Citizens daring to violate or protest the curfew to get food and supplies have been fired at with tear gas, water canon and even bullets.
Ferhat Encu, a pro-Kurdish lawmaker in Sirnak, said on Twitter the bodies of those killed were still on the streets and in people's homes due to curfews. The HDP has accused the government of preventing the wounded from reaching hospitals.
Civilian death toll likely to rise
In a report on Tuesday, the group Human Rights Watch (HRW) documented at least 15 civilian deaths during three curfews in September and November, noting this was just a "sample" and that the civilian death toll would likely rise in the coming days. HRW based the findings on interviews and local human rights groups, which have put the number of civilian deaths at at least 100.
"The Turkish government should rein in its security forces, immediately stop the abusive and disproportionate use of force, and investigate the deaths and injuries caused by its operations," said Emma Sinclair-Webb, senior Turkey researcher at HRW. "To ignore or cover up what's happening to the region's Kurdish population would only confirm the widely held belief in the southeast that, when it comes to police and military operations against Kurdish armed groups, there are no limits - there is no law."
Security forces have failed "to distinguish between people who were armed and those who weren’t, making no assessment of the threat an individual posed or the necessity of using lethal force," HRW added.
HRW also called on the PKK to stop planting explosives in trenches and erecting walls cutting off neighborhoods.
The Turkish government has vowed to root out every last "terrorist" following the breakdown of a peace process and two year ceasefire with the PKK in July.
Hundreds of security forces, PKK militants and civilians have since been killed as the prospect for a political solution look increasingly grim.

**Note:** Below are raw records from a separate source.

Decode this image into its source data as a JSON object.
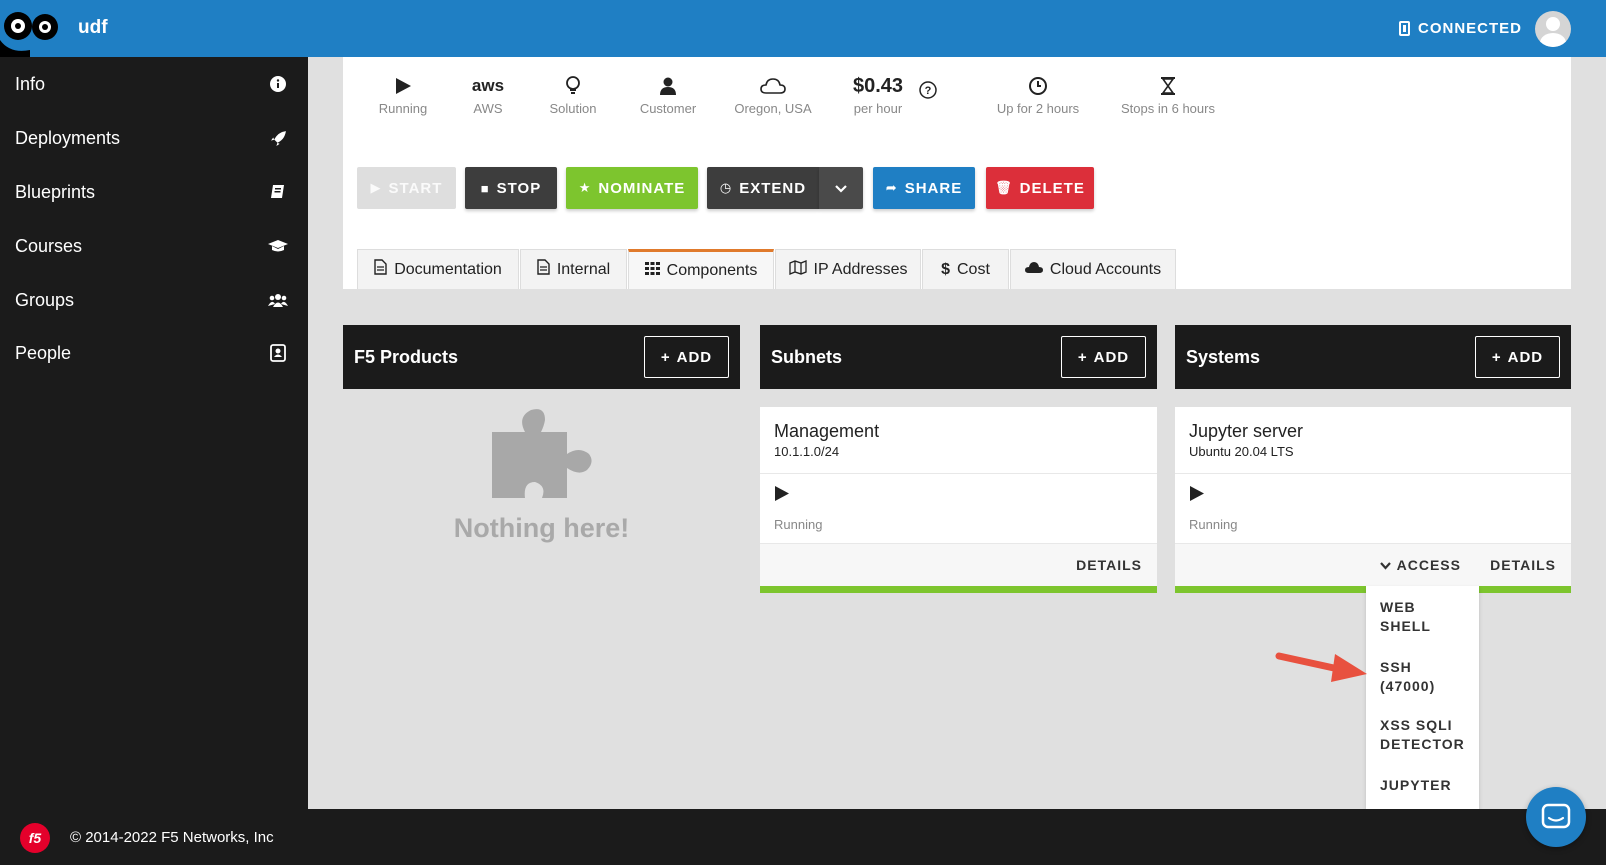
{
  "header": {
    "app_name": "udf",
    "connection_status": "CONNECTED"
  },
  "sidebar": {
    "items": [
      {
        "label": "Info",
        "icon": "info-icon"
      },
      {
        "label": "Deployments",
        "icon": "rocket-icon"
      },
      {
        "label": "Blueprints",
        "icon": "book-icon"
      },
      {
        "label": "Courses",
        "icon": "graduation-cap-icon"
      },
      {
        "label": "Groups",
        "icon": "users-icon"
      },
      {
        "label": "People",
        "icon": "address-book-icon"
      }
    ]
  },
  "status_bar": {
    "state": "Running",
    "cloud": "AWS",
    "cloud_logo": "aws",
    "type": "Solution",
    "owner": "Customer",
    "region": "Oregon, USA",
    "price": "$0.43",
    "price_unit": "per hour",
    "uptime": "Up for 2 hours",
    "stops": "Stops in 6 hours"
  },
  "actions": {
    "start": "START",
    "stop": "STOP",
    "nominate": "NOMINATE",
    "extend": "EXTEND",
    "share": "SHARE",
    "delete": "DELETE"
  },
  "tabs": [
    {
      "label": "Documentation",
      "icon": "document-icon"
    },
    {
      "label": "Internal",
      "icon": "document-icon"
    },
    {
      "label": "Components",
      "icon": "grid-icon",
      "active": true
    },
    {
      "label": "IP Addresses",
      "icon": "map-icon"
    },
    {
      "label": "Cost",
      "icon": "dollar-icon"
    },
    {
      "label": "Cloud Accounts",
      "icon": "cloud-icon"
    }
  ],
  "columns": {
    "f5_products": {
      "title": "F5 Products",
      "add_label": "ADD",
      "empty_text": "Nothing here!"
    },
    "subnets": {
      "title": "Subnets",
      "add_label": "ADD",
      "card": {
        "name": "Management",
        "detail": "10.1.1.0/24",
        "status": "Running",
        "details_label": "DETAILS"
      }
    },
    "systems": {
      "title": "Systems",
      "add_label": "ADD",
      "card": {
        "name": "Jupyter server",
        "detail": "Ubuntu 20.04 LTS",
        "status": "Running",
        "access_label": "ACCESS",
        "details_label": "DETAILS"
      }
    }
  },
  "access_menu": {
    "items": [
      {
        "line1": "WEB",
        "line2": "SHELL"
      },
      {
        "line1": "SSH",
        "line2": "(47000)"
      },
      {
        "line1": "XSS SQLI",
        "line2": "DETECTOR"
      },
      {
        "line1": "JUPYTER",
        "line2": ""
      }
    ]
  },
  "colors": {
    "brand_blue": "#1f7fc4",
    "nominate_green": "#7dc52e",
    "share_blue": "#1f7fc4",
    "delete_red": "#dc2f3a",
    "dark": "#1b1b1b",
    "arrow_red": "#e8513f"
  },
  "footer": {
    "logo_text": "f5",
    "copyright": "© 2014-2022 F5 Networks, Inc"
  }
}
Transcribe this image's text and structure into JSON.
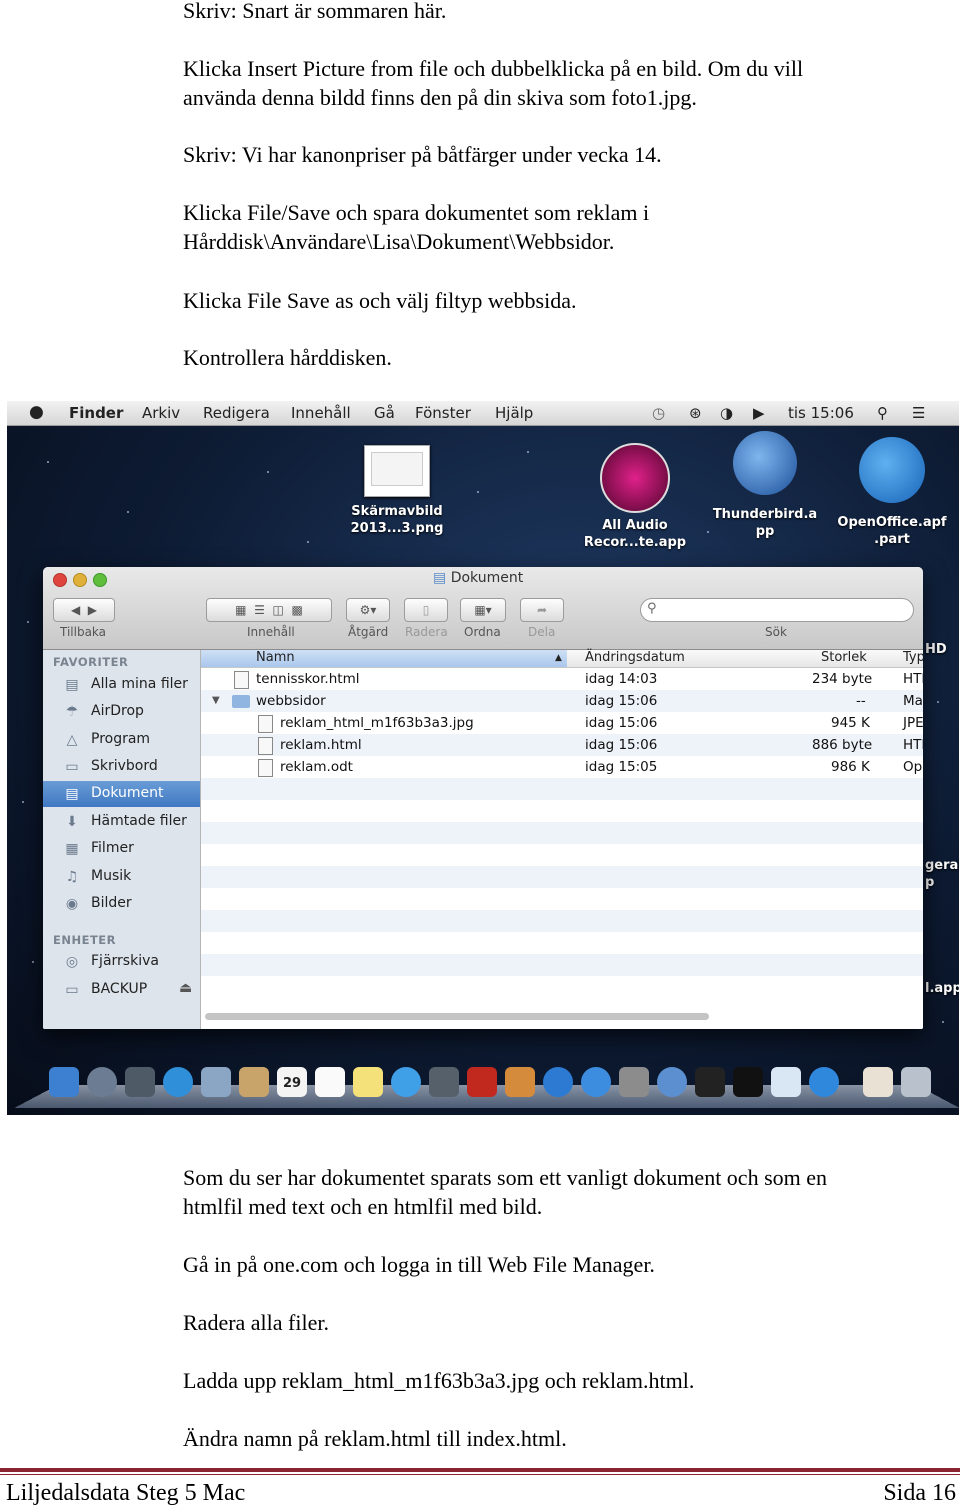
{
  "paragraphs_top": [
    {
      "lines": [
        "Skriv: Snart är sommaren här."
      ]
    },
    {
      "lines": [
        "Klicka Insert Picture from file och dubbelklicka på en bild. Om du vill",
        "använda denna bildd finns den på din skiva som foto1.jpg."
      ]
    },
    {
      "lines": [
        "Skriv:  Vi har kanonpriser på båtfärger under vecka 14."
      ]
    },
    {
      "lines": [
        "Klicka File/Save och spara dokumentet som reklam i",
        "Hårddisk\\Användare\\Lisa\\Dokument\\Webbsidor."
      ]
    },
    {
      "lines": [
        "Klicka File Save as och välj filtyp webbsida."
      ]
    },
    {
      "lines": [
        "Kontrollera hårddisken."
      ]
    }
  ],
  "screenshot": {
    "menubar": {
      "apple": "",
      "items": [
        "Finder",
        "Arkiv",
        "Redigera",
        "Innehåll",
        "Gå",
        "Fönster",
        "Hjälp"
      ],
      "clock": "tis 15:06"
    },
    "desktop_icons": [
      {
        "label_lines": [
          "Skärmavbild",
          "2013...3.png"
        ],
        "icon": "screenshot-file-icon"
      },
      {
        "label_lines": [
          "All Audio",
          "Recor...te.app"
        ],
        "icon": "audio-recorder-icon"
      },
      {
        "label_lines": [
          "Thunderbird.a",
          "pp"
        ],
        "icon": "thunderbird-icon"
      },
      {
        "label_lines": [
          "OpenOffice.apf",
          ".part"
        ],
        "icon": "openoffice-icon"
      }
    ],
    "desktop_partial_labels": [
      "HD",
      "gerar",
      "p",
      "l.app"
    ],
    "window": {
      "title": "Dokument",
      "toolbar_labels": [
        "Tillbaka",
        "Innehåll",
        "Åtgärd",
        "Radera",
        "Ordna",
        "Dela",
        "Sök"
      ],
      "sidebar": {
        "favorites_header": "FAVORITER",
        "favorites": [
          {
            "label": "Alla mina filer",
            "icon": "all-files-icon"
          },
          {
            "label": "AirDrop",
            "icon": "airdrop-icon"
          },
          {
            "label": "Program",
            "icon": "applications-icon"
          },
          {
            "label": "Skrivbord",
            "icon": "desktop-icon"
          },
          {
            "label": "Dokument",
            "icon": "documents-icon",
            "selected": true
          },
          {
            "label": "Hämtade filer",
            "icon": "downloads-icon"
          },
          {
            "label": "Filmer",
            "icon": "movies-icon"
          },
          {
            "label": "Musik",
            "icon": "music-icon"
          },
          {
            "label": "Bilder",
            "icon": "pictures-icon"
          }
        ],
        "devices_header": "ENHETER",
        "devices": [
          {
            "label": "Fjärrskiva",
            "icon": "remote-disc-icon"
          },
          {
            "label": "BACKUP",
            "icon": "drive-icon"
          }
        ]
      },
      "columns": [
        "Namn",
        "Ändringsdatum",
        "Storlek",
        "Typ"
      ],
      "rows": [
        {
          "name": "tennisskor.html",
          "date": "idag 14:03",
          "size": "234 byte",
          "type": "HTI",
          "indent": 0,
          "icon": "html-file-icon"
        },
        {
          "name": "webbsidor",
          "date": "idag 15:06",
          "size": "--",
          "type": "Map",
          "indent": 0,
          "icon": "folder-icon",
          "expanded": true
        },
        {
          "name": "reklam_html_m1f63b3a3.jpg",
          "date": "idag 15:06",
          "size": "945 K",
          "type": "JPEG",
          "indent": 1,
          "icon": "jpg-file-icon"
        },
        {
          "name": "reklam.html",
          "date": "idag 15:06",
          "size": "886 byte",
          "type": "HTI",
          "indent": 1,
          "icon": "html-file-icon"
        },
        {
          "name": "reklam.odt",
          "date": "idag 15:05",
          "size": "986 K",
          "type": "OpeP",
          "indent": 1,
          "icon": "odt-file-icon"
        }
      ]
    },
    "dock_texts": [
      "29"
    ]
  },
  "paragraphs_bottom": [
    {
      "lines": [
        "Som du ser har dokumentet sparats som ett vanligt dokument och som en",
        "htmlfil med text och en htmlfil med bild."
      ]
    },
    {
      "lines": [
        "Gå in på one.com och logga in till Web File Manager."
      ]
    },
    {
      "lines": [
        "Radera alla filer."
      ]
    },
    {
      "lines": [
        "Ladda upp reklam_html_m1f63b3a3.jpg och reklam.html."
      ]
    },
    {
      "lines": [
        "Ändra namn på reklam.html till index.html."
      ]
    }
  ],
  "footer": {
    "left": "Liljedalsdata Steg 5 Mac",
    "right": "Sida 16"
  },
  "colors": {
    "rule": "#8a2430",
    "selection": "#3f78c2",
    "sidebar": "#dde4ec"
  }
}
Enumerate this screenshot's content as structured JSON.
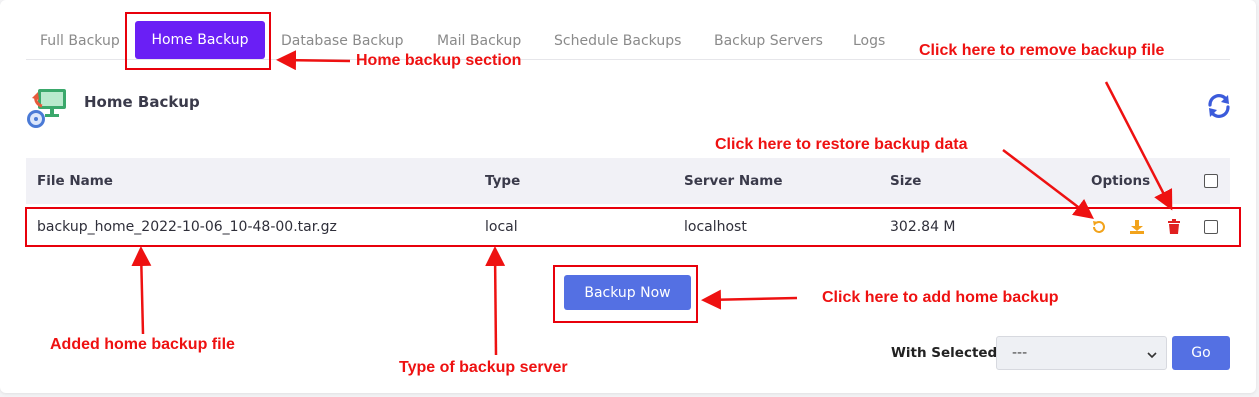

The charismatic leader of the pro-Kurdish Peoples' Democratic Party (HDP), Selahattin Demirtas, said the government is incapable of negotiating with its own people to resolve the issue of Kurdish rights and has instead resorted to bombing Kurdish towns.
Demirtas accused the government and military of targeting citizens who were presented as "terrorists."
"We stand by our people who resist the tanks and shelling," he said on Tuesday before heading to Moscow to meet Russian Foreign Minister Sergei Lavrov.
The Turkish government criticized the visit following the falling out between Ankara and Moscow over the downing of a Russian jet last month on the Syria border.
Meanwhile, a prosecutor has opened an investigation into Demirtas and four other Kurdish politicians for violating broad anti-terrorism laws and provoking Kurds to resist the security crackdown. Lawmakers cannot be prosecuted unless stripped of immunity by parliament.
The PKK is recognized as a terrorist organization by Turkey, the United States and Europe. Since 1984, at least 40,000 people have been killed and hundreds of thousands displaced in the conflict.
Millions of Kurds across the region and in Europe support or sympathize with the PKK.
Turkey has been concerned over the advances of the PKK's Syrian affiliate, the YPG, which has gained broad swaths of territory along the border in Syria backed by US air power against the "Islamic State."
cw/rc (AFP, AP, Reuters)